What is needed.
An exact copy of the entries, with every picture omitted, is what is needed here.

____ Materials provided

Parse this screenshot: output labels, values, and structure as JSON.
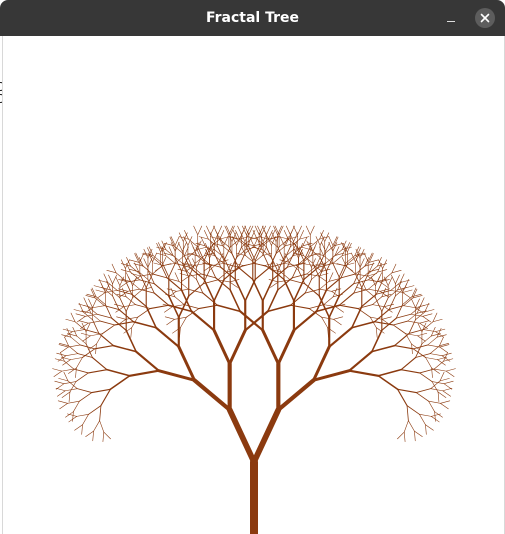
{
  "window": {
    "title": "Fractal Tree",
    "controls": {
      "minimize_icon": "minimize-icon",
      "close_icon": "close-icon"
    }
  },
  "tree": {
    "color": "#8B3A0F",
    "branch_angle_degrees": 25,
    "depth": 10,
    "length_ratio": 0.8
  }
}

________

Output for this task.
Parse this screenshot: output labels, values, and structure as JSON.
{
  "window": {
    "title": "Fractal Tree",
    "controls": {
      "minimize_icon": "minimize-icon",
      "close_icon": "close-icon"
    }
  },
  "tree": {
    "color": "#8B3A0F",
    "branch_angle_degrees": 25,
    "depth": 10,
    "length_ratio": 0.8
  }
}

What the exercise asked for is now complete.